(Beginning of DATASET RECORDS)
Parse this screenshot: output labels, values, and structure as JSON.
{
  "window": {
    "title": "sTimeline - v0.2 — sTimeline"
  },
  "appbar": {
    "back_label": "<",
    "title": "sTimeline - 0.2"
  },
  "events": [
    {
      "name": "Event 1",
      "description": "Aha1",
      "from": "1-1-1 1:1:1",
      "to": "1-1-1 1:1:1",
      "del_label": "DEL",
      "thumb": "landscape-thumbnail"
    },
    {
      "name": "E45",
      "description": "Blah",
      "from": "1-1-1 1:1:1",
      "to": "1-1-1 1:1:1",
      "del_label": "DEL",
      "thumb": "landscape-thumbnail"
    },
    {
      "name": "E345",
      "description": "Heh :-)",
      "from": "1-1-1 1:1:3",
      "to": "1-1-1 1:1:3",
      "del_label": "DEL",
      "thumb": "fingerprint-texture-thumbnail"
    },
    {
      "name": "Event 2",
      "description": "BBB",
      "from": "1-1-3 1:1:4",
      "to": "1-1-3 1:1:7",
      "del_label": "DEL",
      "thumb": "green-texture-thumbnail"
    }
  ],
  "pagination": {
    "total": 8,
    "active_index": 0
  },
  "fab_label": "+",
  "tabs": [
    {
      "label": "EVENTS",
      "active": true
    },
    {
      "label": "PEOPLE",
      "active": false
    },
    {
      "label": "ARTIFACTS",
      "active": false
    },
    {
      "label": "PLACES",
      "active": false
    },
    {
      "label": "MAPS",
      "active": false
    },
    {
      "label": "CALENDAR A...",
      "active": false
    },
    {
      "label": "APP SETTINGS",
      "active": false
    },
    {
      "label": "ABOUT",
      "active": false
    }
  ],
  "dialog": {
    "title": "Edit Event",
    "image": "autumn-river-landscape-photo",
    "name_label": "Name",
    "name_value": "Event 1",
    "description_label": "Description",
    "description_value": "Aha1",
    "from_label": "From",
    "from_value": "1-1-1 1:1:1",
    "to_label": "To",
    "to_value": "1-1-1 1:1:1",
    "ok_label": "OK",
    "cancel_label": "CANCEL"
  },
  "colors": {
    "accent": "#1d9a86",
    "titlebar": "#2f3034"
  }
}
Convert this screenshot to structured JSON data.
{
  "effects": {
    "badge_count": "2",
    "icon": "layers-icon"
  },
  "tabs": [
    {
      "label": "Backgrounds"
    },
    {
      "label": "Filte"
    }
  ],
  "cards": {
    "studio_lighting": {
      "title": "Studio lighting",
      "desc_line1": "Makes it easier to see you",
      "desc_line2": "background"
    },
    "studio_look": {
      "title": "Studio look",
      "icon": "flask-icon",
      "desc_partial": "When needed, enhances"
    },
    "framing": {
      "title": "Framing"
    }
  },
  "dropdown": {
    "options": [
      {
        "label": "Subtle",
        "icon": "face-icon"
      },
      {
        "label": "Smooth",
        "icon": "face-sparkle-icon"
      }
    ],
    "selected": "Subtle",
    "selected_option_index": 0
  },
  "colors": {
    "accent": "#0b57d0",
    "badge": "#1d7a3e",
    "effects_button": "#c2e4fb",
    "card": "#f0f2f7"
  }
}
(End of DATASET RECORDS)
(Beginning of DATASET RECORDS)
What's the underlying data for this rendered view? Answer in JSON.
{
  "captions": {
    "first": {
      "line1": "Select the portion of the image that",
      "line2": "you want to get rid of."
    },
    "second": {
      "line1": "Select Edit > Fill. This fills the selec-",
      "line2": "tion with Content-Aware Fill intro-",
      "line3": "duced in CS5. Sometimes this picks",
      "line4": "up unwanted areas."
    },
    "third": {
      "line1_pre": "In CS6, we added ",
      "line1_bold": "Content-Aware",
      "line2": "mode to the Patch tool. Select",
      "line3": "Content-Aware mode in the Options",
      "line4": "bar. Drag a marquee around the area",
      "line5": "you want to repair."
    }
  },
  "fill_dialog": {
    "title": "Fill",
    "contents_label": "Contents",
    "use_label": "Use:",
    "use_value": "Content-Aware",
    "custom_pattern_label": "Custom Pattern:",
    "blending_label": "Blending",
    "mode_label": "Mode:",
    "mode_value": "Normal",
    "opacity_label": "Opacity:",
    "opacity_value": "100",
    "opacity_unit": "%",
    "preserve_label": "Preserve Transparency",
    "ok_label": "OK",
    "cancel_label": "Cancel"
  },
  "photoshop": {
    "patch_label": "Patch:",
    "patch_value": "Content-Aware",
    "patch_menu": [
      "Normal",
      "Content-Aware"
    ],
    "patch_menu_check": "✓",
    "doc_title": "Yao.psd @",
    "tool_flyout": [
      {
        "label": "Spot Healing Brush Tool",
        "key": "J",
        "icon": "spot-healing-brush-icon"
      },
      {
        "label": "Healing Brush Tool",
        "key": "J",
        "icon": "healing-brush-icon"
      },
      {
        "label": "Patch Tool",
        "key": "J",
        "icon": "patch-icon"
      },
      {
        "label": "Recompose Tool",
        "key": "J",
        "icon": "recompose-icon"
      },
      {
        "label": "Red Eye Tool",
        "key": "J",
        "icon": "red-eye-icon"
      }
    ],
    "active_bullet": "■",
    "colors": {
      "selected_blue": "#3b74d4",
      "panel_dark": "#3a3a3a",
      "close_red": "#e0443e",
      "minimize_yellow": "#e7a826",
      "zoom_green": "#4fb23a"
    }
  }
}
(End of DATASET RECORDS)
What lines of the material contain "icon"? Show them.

- WRITTEN REPLY -
    "icon": "layers-icon"
      "icon": "flask-icon",
        "icon": "face-icon"
        "icon": "face-sparkle-icon"
        "icon": "spot-healing-brush-icon"
        "icon": "healing-brush-icon"
        "icon": "patch-icon"
        "icon": "recompose-icon"
        "icon": "red-eye-icon"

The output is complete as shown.